Two systems are used in concert to determine the stage of melanoma. 

These were described by Balch et. al., based on outcomes in 60,000 patients1 and published by the American Joint Commission of Cancer (AJCC) and the International Union Against Cancer (UICC) in 2010.²   This staging system is used world-wide to classify the patient’s disease and determine prognosis.  The major change in the 2010 AJCC/UICC Melanoma Staging System from the previous version, published in 2002, is the inclusion of mitotic activity in the primary as important prognostic factor. 

Mitotic activity is histologically defined as mitoses/mm2.  A mitotic rate equal to or greater than 1/mm2 denotes a melanoma at higher risk for metastasis. 

For patients with localized melanoma (Stage I/II melanoma), the significant prognostic factors were found to be tumor thickness, mitotic rate, ulceration, age, gender, and lesion site. For patients with regional metastasis (Stage III melanoma), the significant factors were the same, with the added factors of tumor burden and number of nodes involved with melanoma. 

One part of the staging system involves the TNM Classification. This uses characteristics of the primary tumor (T), the status of the regional lymph nodes (N), and whether or not there are distant metastases and their character (M). Details of the TNM Classification are given on the following page. An example of this system is used is that if a patient had a melanoma between 1.01 to 2 mm in thickness without ulceration, had microscopic involvement in 1 lymph node, and no evidence of distant metastasis, the classification would be T2aN1aM0.

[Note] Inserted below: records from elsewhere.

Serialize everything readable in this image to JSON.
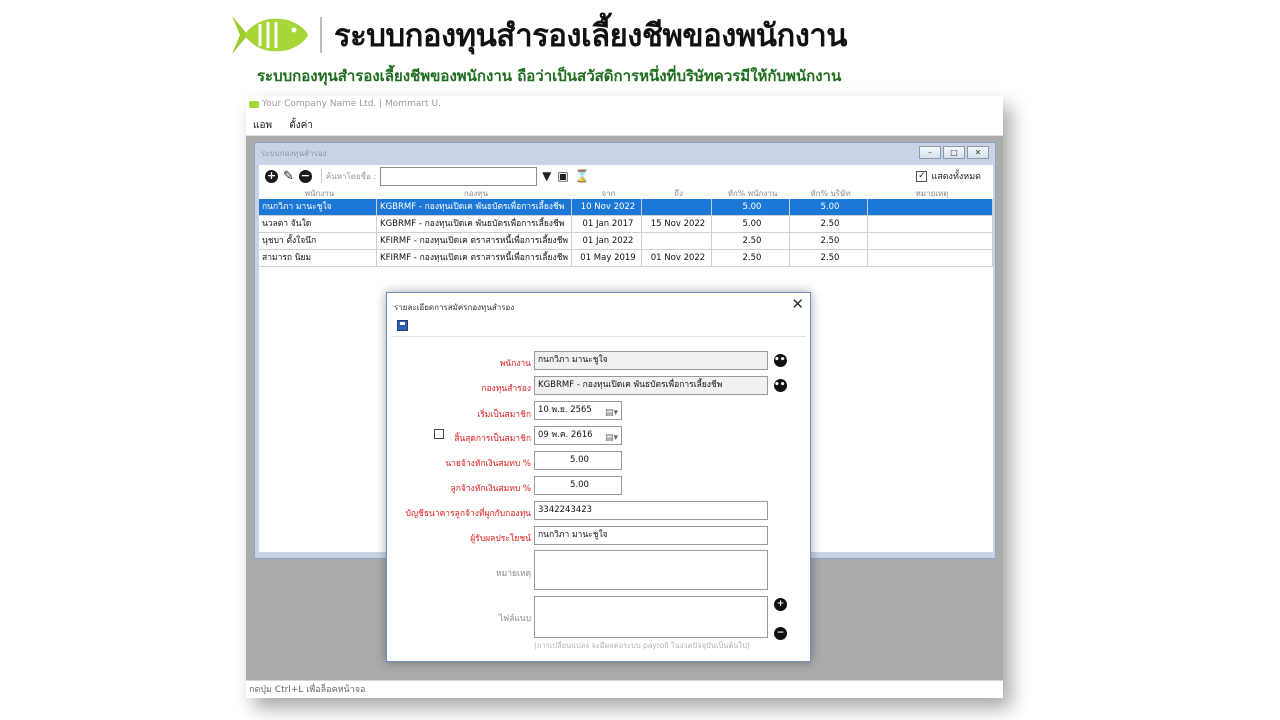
{
  "header": {
    "title": "ระบบกองทุนสำรองเลี้ยงชีพของพนักงาน",
    "subtitle": "ระบบกองทุนสำรองเลี้ยงชีพของพนักงาน ถือว่าเป็นสวัสดิการหนึ่งที่บริษัทควรมีให้กับพนักงาน"
  },
  "app": {
    "window_title": "Your Company Name Ltd. | Mommart U.",
    "menu": [
      "แอพ",
      "ตั้งค่า"
    ],
    "status_text": "กดปุ่ม Ctrl+L เพื่อล็อคหน้าจอ"
  },
  "child_window": {
    "title": "ระบบกองทุนสำรอง",
    "search_label": "ค้นหาโดยชื่อ :",
    "search_value": "",
    "show_all_label": "แสดงทั้งหมด",
    "show_all_checked": true,
    "columns": [
      "พนักงาน",
      "กองทุน",
      "จาก",
      "ถึง",
      "หัก% พนักงาน",
      "หัก% บริษัท",
      "หมายเหตุ"
    ],
    "rows": [
      {
        "employee": "กนกวิภา มานะชูใจ",
        "fund": "KGBRMF - กองทุนเปิดเค พันธบัตรเพื่อการเลี้ยงชีพ",
        "from": "10 Nov 2022",
        "to": "",
        "emp_pct": "5.00",
        "co_pct": "5.00",
        "note": "",
        "selected": true
      },
      {
        "employee": "นวลตา จันใด",
        "fund": "KGBRMF - กองทุนเปิดเค พันธบัตรเพื่อการเลี้ยงชีพ",
        "from": "01 Jan 2017",
        "to": "15 Nov 2022",
        "emp_pct": "5.00",
        "co_pct": "2.50",
        "note": "",
        "selected": false
      },
      {
        "employee": "นุชบา ตั้งใจนึก",
        "fund": "KFIRMF - กองทุนเปิดเค ตราสารหนี้เพื่อการเลี้ยงชีพ",
        "from": "01 Jan 2022",
        "to": "",
        "emp_pct": "2.50",
        "co_pct": "2.50",
        "note": "",
        "selected": false
      },
      {
        "employee": "สามารถ นิยม",
        "fund": "KFIRMF - กองทุนเปิดเค ตราสารหนี้เพื่อการเลี้ยงชีพ",
        "from": "01 May 2019",
        "to": "01 Nov 2022",
        "emp_pct": "2.50",
        "co_pct": "2.50",
        "note": "",
        "selected": false
      }
    ]
  },
  "dialog": {
    "title": "รายละเอียดการสมัครกองทุนสำรอง",
    "employee_label": "พนักงาน",
    "employee_value": "กนกวิภา มานะชูใจ",
    "fund_label": "กองทุนสำรอง",
    "fund_value": "KGBRMF - กองทุนเปิดเค พันธบัตรเพื่อการเลี้ยงชีพ",
    "start_label": "เริ่มเป็นสมาชิก",
    "start_value": "10 พ.ย.  2565",
    "end_label": "สิ้นสุดการเป็นสมาชิก",
    "end_value": "09 พ.ค.  2616",
    "end_checked": false,
    "employer_pct_label": "นายจ้างหักเงินสมทบ %",
    "employer_pct_value": "5.00",
    "employee_pct_label": "ลูกจ้างหักเงินสมทบ %",
    "employee_pct_value": "5.00",
    "account_label": "บัญชีธนาคารลูกจ้างที่ผูกกับกองทุน",
    "account_value": "3342243423",
    "beneficiary_label": "ผู้รับผลประโยชน์",
    "beneficiary_value": "กนกวิภา มานะชูใจ",
    "remark_label": "หมายเหตุ",
    "attachment_label": "ไฟล์แนบ",
    "attachment_note": "(การเปลี่ยนแปลง จะมีผลต่อระบบ payroll ในงวดปัจจุบันเป็นต้นไป)"
  }
}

The TNM system is then used to determine the Stage of the melanoma. This is shown following the description of the TNM system in Melanoma Stage below. The Stage ranges from I to IV. Patients with Stage I disease have the best prognosis and those in successive stages have increasingly worse prognosis. Stage I and II represent the primary melanoma without regional or distant metastases. There are subdivisions within Stage I and II depending on the histopathology of the primary (tumor thickness, level, and whether or not ulceration was present. Stage III represents regional metastases and Stage IV represents distant metastases. There are also subdivisions within these Stages depending on the characteristics of the nodal involvement (Stage III) or location of metastases and serum LDH level (Stage IV).